> hunting, "Against the Odds," and, as related there, the lions in
> Savuti prey on very young elephant calves, not on adult elephants as
> has been described. One male lion is described as *tackling and
> knocking over* such a calf.
> Still pretty audacious, but, well ....
> Oh -- they usually get the carcasses of adult elephants dying by other
> One assumes that, if these lions had been observed killing a five ton
> elephant, it would be in the book. I have not yet read the entire
> book, but will update in the unlikely event that there's a reference
> to predation upon adult elephants somewhere else in there.
> (By the way, it's kind of a fancy coffeetable book.)
Hmmm... Well so much for using that as an analogy for theropods
predating adult sauropods. :-)

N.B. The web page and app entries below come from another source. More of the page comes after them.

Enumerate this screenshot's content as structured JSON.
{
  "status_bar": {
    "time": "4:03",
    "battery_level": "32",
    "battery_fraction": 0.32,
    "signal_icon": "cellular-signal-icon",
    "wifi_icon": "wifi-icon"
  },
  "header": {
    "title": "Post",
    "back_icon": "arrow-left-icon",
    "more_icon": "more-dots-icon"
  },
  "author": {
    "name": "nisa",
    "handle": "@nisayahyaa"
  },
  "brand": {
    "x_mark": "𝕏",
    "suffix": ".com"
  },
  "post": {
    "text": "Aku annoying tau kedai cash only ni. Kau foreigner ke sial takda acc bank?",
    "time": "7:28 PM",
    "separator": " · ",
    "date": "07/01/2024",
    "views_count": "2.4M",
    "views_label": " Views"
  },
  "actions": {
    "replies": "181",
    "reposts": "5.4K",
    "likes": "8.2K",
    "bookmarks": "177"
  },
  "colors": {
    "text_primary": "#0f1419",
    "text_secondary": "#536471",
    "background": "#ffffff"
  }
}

Of course, that analogy has some serious boot strapping in it in any
event. There are a variety of
reasons for herbivores to grow large (or huge), but avoiding being a
meal seems a pretty good incentive
for large size too. That doesn't answer the question about sauropod
defenses (the obvious case of
Titanosaurs aside), but being as gigantic as many adult sauropods
were IS a pretty serious deterrent.
And, providing even if a large carnivore was inclined to tackle a 30
plus ton Apatosaurus, simply having
your prey animal fall on you (if you are, say a 2.5 ton Allosaurus)
could prove fatal.
Now, I'm NOT saying adult sauropods were never predated, it's
simply difficult to believe that they
were routinely predated.